All About Your Bite
When your dentist in The Woodlands talks to you about your bite, they’re referring to how your upper and lower teeth come together. When someone has a “bad bite,” also called malocclusion, it means the top and bottom teeth don’t fit together properly, or sometimes don’t meet together at all. A bad bite can lead to both developmental problems and increase the risk of certain dental conditions.
Types of Bite Conditions
Several different types of bite conditions can affect both children and adults. While each one is unique, they can all contribute to various dental and overall health problems. Some bite problems can make it difficult to properly remove bacteria and plaque from teeth through brushing and flossing. Many bites are the result of genetics, but other factors can also create a bite condition.

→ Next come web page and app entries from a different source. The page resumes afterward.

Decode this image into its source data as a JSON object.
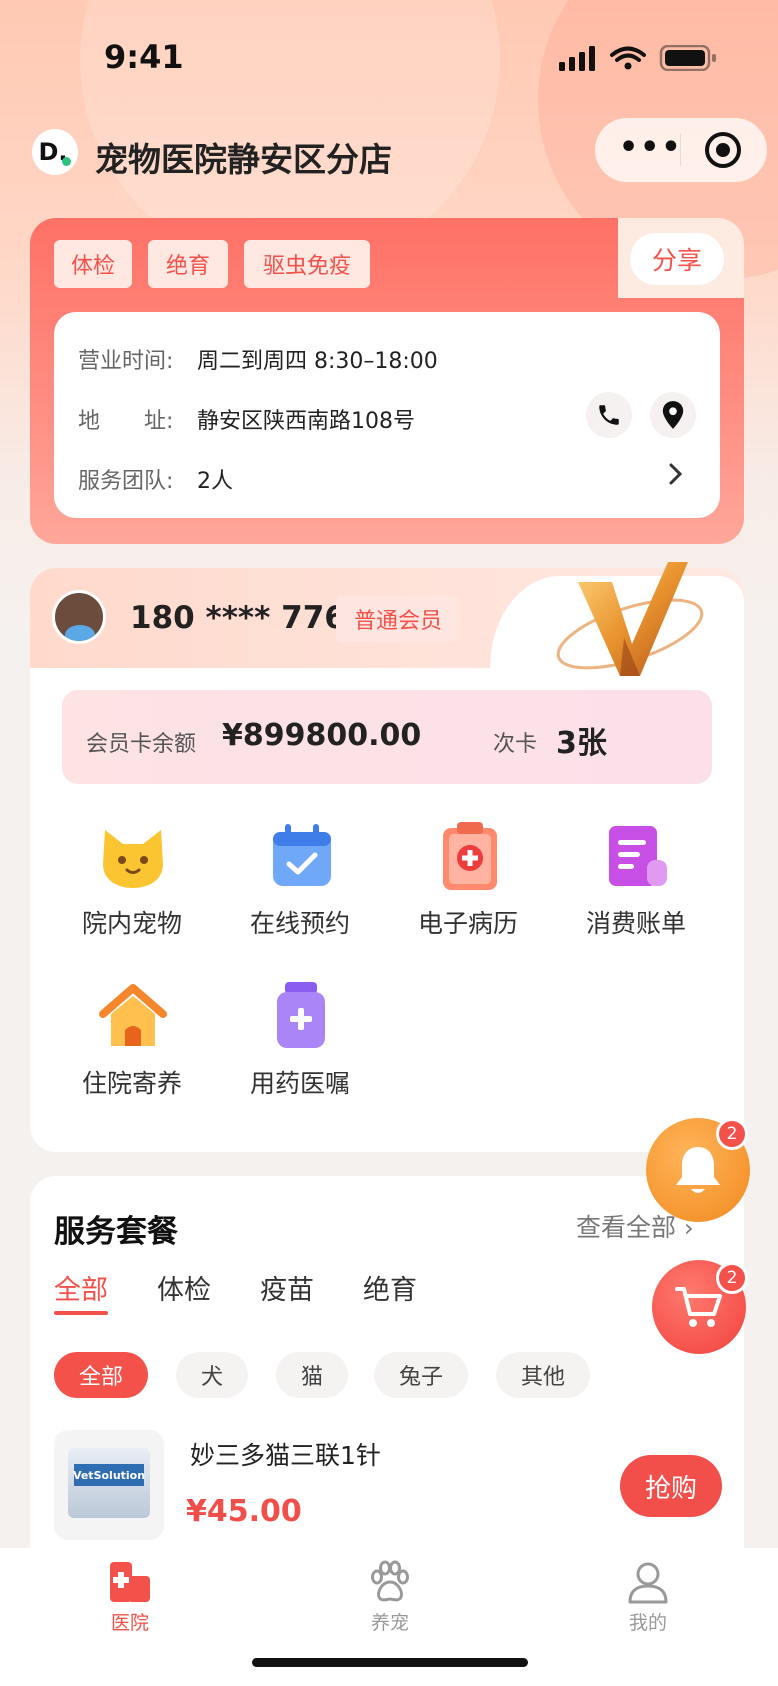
{
  "status_bar": {
    "time": "9:41"
  },
  "nav": {
    "logo_letter": "D.",
    "title": "宠物医院静安区分店"
  },
  "store": {
    "tags": [
      "体检",
      "绝育",
      "驱虫免疫"
    ],
    "share_label": "分享",
    "hours_label": "营业时间:",
    "hours_value": "周二到周四 8:30–18:00",
    "address_label": "地　　址:",
    "address_value": "静安区陕西南路108号",
    "team_label": "服务团队:",
    "team_value": "2人"
  },
  "member": {
    "phone": "180 **** 7766",
    "level": "普通会员",
    "balance_label": "会员卡余额",
    "balance_value": "¥899800.00",
    "cards_label": "次卡",
    "cards_value": "3张",
    "shortcuts": [
      "院内宠物",
      "在线预约",
      "电子病历",
      "消费账单",
      "住院寄养",
      "用药医嘱"
    ]
  },
  "fabs": {
    "bell_badge": "2",
    "cart_badge": "2"
  },
  "service": {
    "title": "服务套餐",
    "view_all": "查看全部",
    "tabs": [
      "全部",
      "体检",
      "疫苗",
      "绝育"
    ],
    "filters": [
      "全部",
      "犬",
      "猫",
      "兔子",
      "其他"
    ],
    "product": {
      "name": "妙三多猫三联1针",
      "price": "¥45.00",
      "buy_label": "抢购",
      "image_text": "VetSolution"
    }
  },
  "tabbar": {
    "items": [
      "医院",
      "养宠",
      "我的"
    ],
    "active_index": 0
  },
  "colors": {
    "accent": "#f4514a",
    "card_gradient_start": "#ff7166"
  }
}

An underbite occurs when the lower teeth overlap the upper teeth. This can appear as if the jaw is pushing forward. Untreated underbites can cause unnatural and unnecessary stress on the jaw and can increase the risk of tooth wear. In adulthood, dental injuries are one of the most common causes of a new underbite. In kids, thumbsucking and pacifier use can create an underbite.
The opposite of an underbite is an overbite. Overbites occur when the top teeth stick out over the bottom teeth and are often recognized by their “buck teeth” appearance. These protruding teeth are more susceptible to breaking and can make it hard for the mouth to fully close. This could lead to dry mouth and, as a result, an increased risk of tooth decay and bad breath. An overbite can also be caused by thumbsucking and pacifier use as well as nail biting, tooth grinding, or when the tongue continually presses against the teeth.
One of the more complicated bite conditions is a crossbite. A crossbite is noticeable when one top tooth or a group of top teeth falls inside the lower teeth. This can happen to front teeth or back teeth and is caused by misalignment of the teeth or bone. A crossbite can shift the jaw so that more pressure is placed on one site. This can result in jaw pain. Crossbites can also increase the risk of enamel erosion.
When you bite down on your back teeth and front teeth don’t touch or overlap is known as an open bite. This can happen when a child sucks their thumb or uses a pacifier for too long, when someone pushes their tongue against their front teeth repeatedly over time, or if they breathe out of their mouth. An overbite could cause speech problems as well as difficulty swallowing.
Most bite conditions will not correct themselves on their own, and many tend to get worse over time. So if your dentist in The Woodlands has expressed concern over your bite, talk to them about your treatment options. Once a bite is corrected and the teeth line up the way they should, it can make taking care of teeth easier, relieve or prevent jaw problems, and allow for proper speech and chewing.